Lock down notes-Reconnecting with institutions we have been associated with.
In our home library, we have books, journals (personal diaries and subject specific journals) and albums of photographs (some of which have been converted into videos).
As we have more time now, it is a phase in which we will look back at some of our associations with these institutions
We have been members of different institutions of Toronto area. One of them is the Toronto Zoo.
In November 2015 issue of Toronto Zoo- (Wildlife) the Chair of Toronto Zoo Board of Management-Dr Raymond Cho said

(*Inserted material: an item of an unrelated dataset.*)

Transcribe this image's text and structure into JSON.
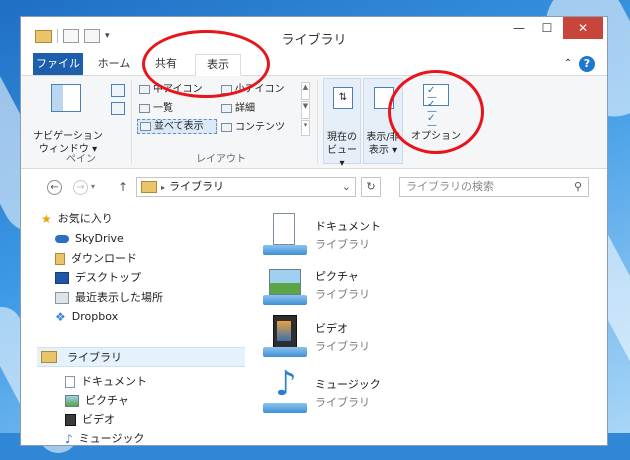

“ The role of the Toronto zoo has progressively evolved since its doors were first opened 41 years ago, becoming pioneers in preserving and breeding endangered species from around the world. The behind-the-scenes work done here at the Toronto Zoo is critical to the ongoing survival of many of the world’s most vulnerable species, such as the black-footed ferret, Vancouver Island marmot, eastern loggerhead shrike, Puerto Rican Crested toad, trumpeter swan and others.”
The first zoo which I remember visiting was the Peshwa Park zoo of Pune. We had many picnics and family outings there.
In 1953 the Pune Municipal Corporation created Peshwe Park on about 7 acres (2.8 ha) where Madhavrao Peshwe had established a private menagerie in 1770. Located in the heart of the city at the base of Parvati Hill, this zoo exhibited animals in traditional cages(Wikipedia)
When our children were small, we made trips to Jijamata Udyan, the Bhau Daji Laad museum and saw many interesting artefacts of different cultures.
In 1835, British administration granted a large plot of land in Sewri to the Agro Horticultural Society of Western India for a botanical garden. That land was later acquired for a European burial ground. In 1861, construction of a new garden was commenced on 33 acres in the Mount Estate, Mazgaon (now included in Byculla).
The flora from Sewri garden was transferred to this new garden named Victoria Gardens which was formally opened to the public by Lady Frere on 19 November 1862. Agro Horticultural Society of Western India continued to maintain Victoria Gardens till 1873 when the society’s end led to the municipal corporation taking over the garden’s upkeep. In 1890 the garden was extended by 15 acres especially for the zoo.(Wikipedia)